These may show wear and tear changes, or suggest instability in rare instances. They do not allow the nerves or discs to be seen

CT scan

This is a good way of looking at the bony structures of the spine, and can show disc prolapses and spinal stenosis, MRI however gives a much cleared picture of the non-bony structures

MRI scan

The best way of getting pictures of the spine if nerve compression is suspected


In some where cases an MRI scan may not be possible this may be required, now very rare


Involves injecting dye into the discs whilst under sedation. The theory is that the back pain can be reproduced by this injection and thus the disc(s) responsible localised. The test is not infallible though and many spinal surgeons think that it can be misleading

Treatment of back pain

The vast majority of people suffering with back pain do not need surgery, sometimes your GP may refer you for assessment in a surgical clinic because you have not responded as well as hoped with the conventional non-surgical treatments. Just because you have been refered to a surgical clinic does not mean you will be having an operation, it may be that you need further investigation, or referal to a more specialised clinic such as a pain managment clinic.

Types of treatment:

Bed Rest: 1-2 days at most

Excercise: Walking, cycling, swimming, yoga and pilates and excercises guided by a physiotherapist

Medication: Non-steroidal medication such as Neurofen, diclofenac, naproxen are all effective. Additional drugs that may aid pain control include paracetalmol/ codeine preparations, tramadol, and muscle relaxants

Manipulation: this can be perfromed by either a chiropractor, osteopath or physiotherapist

Treatment in a Pain Clinic: This involves assessment by a pain specialist, and may lead to novel pain modifying drugs being tried, spinal injections of steroid and local anaesthetic and use of a TENS machine.

Oxford University Hospitals information booklet and exercises

Surgery for Back Pain
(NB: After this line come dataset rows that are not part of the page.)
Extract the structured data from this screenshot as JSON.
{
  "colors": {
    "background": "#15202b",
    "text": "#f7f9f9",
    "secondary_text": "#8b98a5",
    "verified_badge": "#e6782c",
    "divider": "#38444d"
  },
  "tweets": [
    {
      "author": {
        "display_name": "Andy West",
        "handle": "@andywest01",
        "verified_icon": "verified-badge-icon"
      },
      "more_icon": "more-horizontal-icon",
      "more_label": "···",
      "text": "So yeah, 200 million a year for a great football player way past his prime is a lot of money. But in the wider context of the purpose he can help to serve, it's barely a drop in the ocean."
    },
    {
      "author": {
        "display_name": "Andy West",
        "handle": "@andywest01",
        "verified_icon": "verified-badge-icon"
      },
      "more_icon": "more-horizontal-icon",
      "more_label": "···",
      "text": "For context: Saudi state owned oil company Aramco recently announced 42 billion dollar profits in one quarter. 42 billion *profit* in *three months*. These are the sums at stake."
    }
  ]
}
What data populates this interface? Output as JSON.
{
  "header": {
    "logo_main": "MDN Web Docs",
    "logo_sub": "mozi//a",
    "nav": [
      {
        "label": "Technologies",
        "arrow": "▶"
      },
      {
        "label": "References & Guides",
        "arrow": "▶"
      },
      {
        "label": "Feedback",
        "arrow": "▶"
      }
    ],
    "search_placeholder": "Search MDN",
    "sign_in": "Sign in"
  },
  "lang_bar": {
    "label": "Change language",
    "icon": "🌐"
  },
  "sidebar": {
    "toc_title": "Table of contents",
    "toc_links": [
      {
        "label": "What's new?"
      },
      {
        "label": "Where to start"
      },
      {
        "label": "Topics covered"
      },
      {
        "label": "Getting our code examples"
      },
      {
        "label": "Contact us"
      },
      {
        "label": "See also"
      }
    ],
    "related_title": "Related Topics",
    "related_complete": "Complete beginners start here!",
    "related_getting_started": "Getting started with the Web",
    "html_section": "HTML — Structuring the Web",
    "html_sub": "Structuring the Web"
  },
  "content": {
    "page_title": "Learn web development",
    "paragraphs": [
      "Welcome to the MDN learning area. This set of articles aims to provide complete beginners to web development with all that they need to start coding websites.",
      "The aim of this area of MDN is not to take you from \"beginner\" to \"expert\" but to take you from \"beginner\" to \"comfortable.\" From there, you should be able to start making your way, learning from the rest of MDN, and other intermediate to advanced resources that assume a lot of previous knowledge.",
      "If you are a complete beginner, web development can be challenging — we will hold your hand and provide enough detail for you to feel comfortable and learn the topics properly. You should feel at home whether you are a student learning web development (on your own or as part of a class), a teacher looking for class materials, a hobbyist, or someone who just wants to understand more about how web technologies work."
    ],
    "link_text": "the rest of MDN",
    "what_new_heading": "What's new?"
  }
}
This is only needed in a small percentage of patients, and usually only after all of the above treatments have been tried and failed. The role of surgery is hotly debated and remains unclear, some recent data suggests that excercise and physiotherapy is as good as surgery in the long-term.

Traditional indications for surgery include instability after laminectomy, spondylolysthesis, and large disc prolapse.

Things You Can Do To Prevent Back Pain

  • Remain as physically active as possible
  • Take regular exercise
  • Keep your weight down
  • Stop smoking